═══ Provided entries ═══

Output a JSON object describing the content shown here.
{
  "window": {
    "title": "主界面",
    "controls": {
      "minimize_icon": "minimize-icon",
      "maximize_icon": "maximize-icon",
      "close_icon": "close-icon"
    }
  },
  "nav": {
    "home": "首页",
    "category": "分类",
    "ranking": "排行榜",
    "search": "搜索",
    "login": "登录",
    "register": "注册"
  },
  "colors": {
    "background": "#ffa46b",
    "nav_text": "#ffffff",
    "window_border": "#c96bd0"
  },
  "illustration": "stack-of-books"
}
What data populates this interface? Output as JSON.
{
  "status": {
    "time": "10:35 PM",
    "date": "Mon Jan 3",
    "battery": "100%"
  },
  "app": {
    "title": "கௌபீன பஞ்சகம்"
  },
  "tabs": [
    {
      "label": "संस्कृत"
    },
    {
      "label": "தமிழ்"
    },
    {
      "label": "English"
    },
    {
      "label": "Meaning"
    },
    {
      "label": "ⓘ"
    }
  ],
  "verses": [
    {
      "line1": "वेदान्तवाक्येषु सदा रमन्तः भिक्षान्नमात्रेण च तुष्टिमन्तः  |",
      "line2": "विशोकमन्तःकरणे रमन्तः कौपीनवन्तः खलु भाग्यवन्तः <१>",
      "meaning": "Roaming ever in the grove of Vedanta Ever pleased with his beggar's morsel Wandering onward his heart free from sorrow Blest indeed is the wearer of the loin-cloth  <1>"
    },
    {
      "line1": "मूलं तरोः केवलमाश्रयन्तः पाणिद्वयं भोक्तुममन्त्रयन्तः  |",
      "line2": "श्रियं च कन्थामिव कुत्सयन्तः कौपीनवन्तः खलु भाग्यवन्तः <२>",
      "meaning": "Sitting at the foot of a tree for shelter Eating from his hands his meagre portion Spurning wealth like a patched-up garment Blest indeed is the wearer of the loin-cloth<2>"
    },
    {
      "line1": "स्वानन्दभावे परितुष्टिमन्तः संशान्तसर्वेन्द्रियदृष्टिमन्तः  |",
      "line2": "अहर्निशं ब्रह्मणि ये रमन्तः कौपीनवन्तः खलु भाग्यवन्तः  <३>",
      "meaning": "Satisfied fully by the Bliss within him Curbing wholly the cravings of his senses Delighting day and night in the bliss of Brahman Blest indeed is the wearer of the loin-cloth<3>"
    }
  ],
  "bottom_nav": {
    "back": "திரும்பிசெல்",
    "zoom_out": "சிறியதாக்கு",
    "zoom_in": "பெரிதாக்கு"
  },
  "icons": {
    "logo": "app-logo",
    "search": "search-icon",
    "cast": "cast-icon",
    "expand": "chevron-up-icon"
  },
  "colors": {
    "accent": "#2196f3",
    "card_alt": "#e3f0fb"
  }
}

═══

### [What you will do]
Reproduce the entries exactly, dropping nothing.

### [Task result]
Output a JSON object describing the content shown here.
{
  "window": {
    "title": "主界面",
    "controls": {
      "minimize_icon": "minimize-icon",
      "maximize_icon": "maximize-icon",
      "close_icon": "close-icon"
    }
  },
  "nav": {
    "home": "首页",
    "category": "分类",
    "ranking": "排行榜",
    "search": "搜索",
    "login": "登录",
    "register": "注册"
  },
  "colors": {
    "background": "#ffa46b",
    "nav_text": "#ffffff",
    "window_border": "#c96bd0"
  },
  "illustration": "stack-of-books"
}
What data populates this interface? Output as JSON.
{
  "status": {
    "time": "10:35 PM",
    "date": "Mon Jan 3",
    "battery": "100%"
  },
  "app": {
    "title": "கௌபீன பஞ்சகம்"
  },
  "tabs": [
    {
      "label": "संस्कृत"
    },
    {
      "label": "தமிழ்"
    },
    {
      "label": "English"
    },
    {
      "label": "Meaning"
    },
    {
      "label": "ⓘ"
    }
  ],
  "verses": [
    {
      "line1": "वेदान्तवाक्येषु सदा रमन्तः भिक्षान्नमात्रेण च तुष्टिमन्तः  |",
      "line2": "विशोकमन्तःकरणे रमन्तः कौपीनवन्तः खलु भाग्यवन्तः <१>",
      "meaning": "Roaming ever in the grove of Vedanta Ever pleased with his beggar's morsel Wandering onward his heart free from sorrow Blest indeed is the wearer of the loin-cloth  <1>"
    },
    {
      "line1": "मूलं तरोः केवलमाश्रयन्तः पाणिद्वयं भोक्तुममन्त्रयन्तः  |",
      "line2": "श्रियं च कन्थामिव कुत्सयन्तः कौपीनवन्तः खलु भाग्यवन्तः <२>",
      "meaning": "Sitting at the foot of a tree for shelter Eating from his hands his meagre portion Spurning wealth like a patched-up garment Blest indeed is the wearer of the loin-cloth<2>"
    },
    {
      "line1": "स्वानन्दभावे परितुष्टिमन्तः संशान्तसर्वेन्द्रियदृष्टिमन्तः  |",
      "line2": "अहर्निशं ब्रह्मणि ये रमन्तः कौपीनवन्तः खलु भाग्यवन्तः  <३>",
      "meaning": "Satisfied fully by the Bliss within him Curbing wholly the cravings of his senses Delighting day and night in the bliss of Brahman Blest indeed is the wearer of the loin-cloth<3>"
    }
  ],
  "bottom_nav": {
    "back": "திரும்பிசெல்",
    "zoom_out": "சிறியதாக்கு",
    "zoom_in": "பெரிதாக்கு"
  },
  "icons": {
    "logo": "app-logo",
    "search": "search-icon",
    "cast": "cast-icon",
    "expand": "chevron-up-icon"
  },
  "colors": {
    "accent": "#2196f3",
    "card_alt": "#e3f0fb"
  }
}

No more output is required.